The elderly—especially the oldest-old—are more likely to live with family when they are healthier, and are more likely to live in institutions when they are suffering from physical disability, cognitive impairment, or chronic illness. Also, the oldest-old are more likely to remain in the home rather than in an institution when a family caregiver (often a daughter-in-law) is present. But more female caregivers have jobs now, and their labor force participation is expected to increase. As a result, they are spending less time at home. Many oldest-old may then need to receive care from institutions or other community-based health centers.

Currently, the percentage of elderly living in any kind of institution is very low, and the most common indicators of institutional living for the oldest-old are the absence of a spouse, few children, and the lack of proximity to living children. More research is needed to determine which solutions will best address the lack of available caregivers and are most likely to provide the elderly with appropriate health resources, including formal and informal care.

Health Care and Health Insurance

China is already struggling to meet the health needs of its people. Many of these difficulties arose during China’s economic transition from a centrally planned economic system into a market-oriented system. While the market system initially increased living standards, the rapid decentralization of public health and medical care systems in the 1980s has resulted in the neglect of public health services.

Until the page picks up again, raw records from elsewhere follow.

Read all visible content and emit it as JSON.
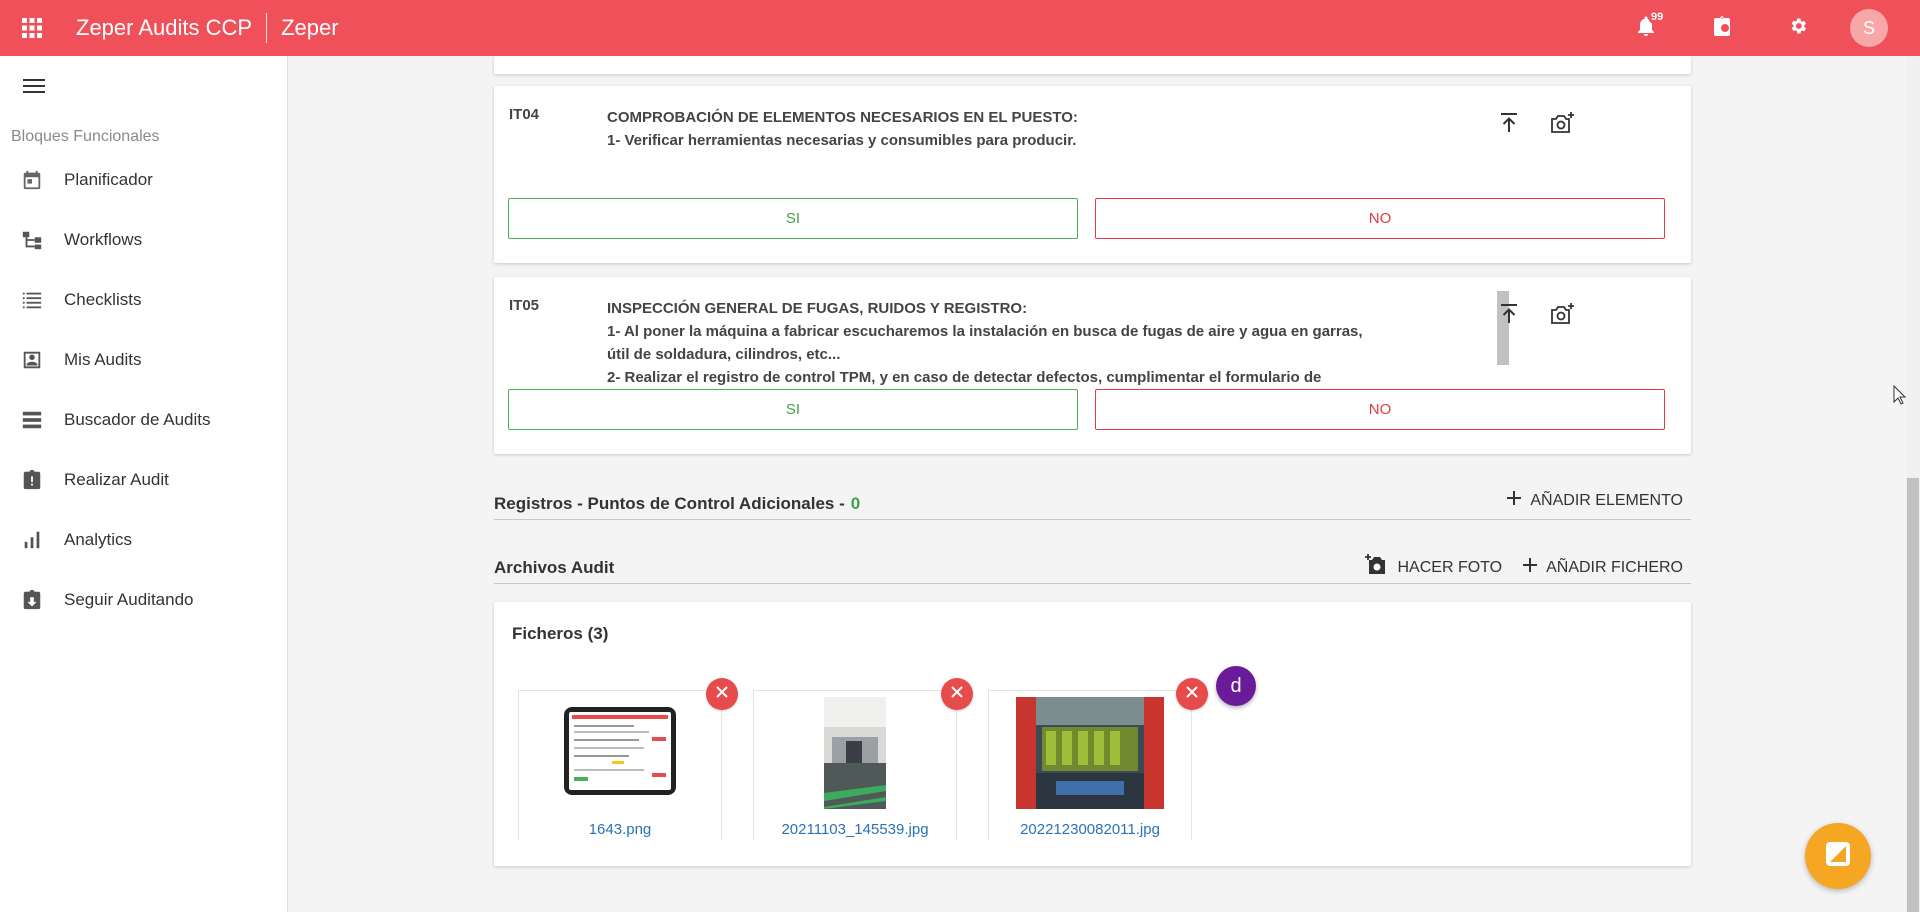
{
  "topbar": {
    "app_title_bold": "Zeper Audits",
    "app_title_light": " CCP",
    "org_name": "Zeper",
    "notification_count": "99",
    "avatar_initial": "S"
  },
  "sidebar": {
    "section_label": "Bloques Funcionales",
    "items": [
      {
        "label": "Planificador",
        "icon": "calendar-icon"
      },
      {
        "label": "Workflows",
        "icon": "workflow-icon"
      },
      {
        "label": "Checklists",
        "icon": "list-icon"
      },
      {
        "label": "Mis Audits",
        "icon": "account-box-icon"
      },
      {
        "label": "Buscador de Audits",
        "icon": "storage-icon"
      },
      {
        "label": "Realizar Audit",
        "icon": "clipboard-alert-icon"
      },
      {
        "label": "Analytics",
        "icon": "bar-chart-icon"
      },
      {
        "label": "Seguir Auditando",
        "icon": "clipboard-download-icon"
      }
    ]
  },
  "questions": [
    {
      "code": "IT04",
      "lines": [
        "COMPROBACIÓN  DE ELEMENTOS NECESARIOS EN EL PUESTO:",
        "1- Verificar herramientas necesarias y consumibles para producir."
      ],
      "yes_label": "SI",
      "no_label": "NO"
    },
    {
      "code": "IT05",
      "lines": [
        "INSPECCIÓN GENERAL DE FUGAS, RUIDOS Y REGISTRO:",
        "1- Al poner la máquina a fabricar escucharemos la instalación en busca de fugas de aire y agua en garras,",
        "útil de soldadura, cilindros, etc...",
        "2- Realizar el registro de control TPM, y en caso de detectar defectos, cumplimentar el formulario de"
      ],
      "yes_label": "SI",
      "no_label": "NO"
    }
  ],
  "registros": {
    "title": "Registros - Puntos de Control Adicionales -",
    "count": "0",
    "add_label": "AÑADIR ELEMENTO"
  },
  "archivos": {
    "title": "Archivos Audit",
    "photo_label": "HACER FOTO",
    "add_file_label": "AÑADIR FICHERO",
    "files_title": "Ficheros (3)",
    "files": [
      {
        "name": "1643.png"
      },
      {
        "name": "20211103_145539.jpg"
      },
      {
        "name": "20221230082011.jpg"
      }
    ],
    "chip_letter": "d"
  },
  "colors": {
    "brand": "#f0505a",
    "yes": "#43a047",
    "no": "#e53945",
    "fab": "#f5a623"
  }
}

Both rural and urban Chinese residents used to have almost universal insurance coverage. But after the economic reforms in the 1980s, a city-based social health insurance scheme replaced insurance provided by cooperatives and employers. Vast numbers of rural and urban workers were no longer insured; even today, lowincome and rural households have the least protection. According to the 2003 National Health Services Survey, only 56 percent of urban residents and 21 percent of rural residents had insurance.

Insurance coverage varies across income classes in urban and rural areas. In urban areas, about 80 percent of people in the highest income quintile have health insurance, while in rural areas just 32 percent of people in the highest income quintile have it. Both urban and rural poor have similar low levels of health insurance coverage: 24 percent and 20 percent, respectively. In addition, very limited government funding keeps doctors’ earnings low. In order to make any kind of profit, doctors overprescribe drugs and high-tech services, making health care services largely unaffordable to uninsured poor and rural populations. The Chinese health care system also will have to respond to a disease burden that is shifting toward the aging population. About 60 percent of this burden is from noncommunicable diseases among adults ages 45 and older. By 2030, older adults will account for two-thirds of the total disease burden in China. The Chinese government has pledged about 1.5 percent of its total gross domestic product to health care over the next few years, and to provide basic health insurance to rural communities. In 2007, the New Cooperative Medical Scheme (NCMS) covered 86 percent of rural residents. China has also pledged to build a primary care system that would provide greater care in community centers and in homes. While all these changes are beneficial, Yip and Mahal predict that without reforms in the delivery system aimed at strengthening regulation, China will not fully reap the benefits of this additional funding and program implementation.

Source : Population Reference Bureau | Today’s Research on Aging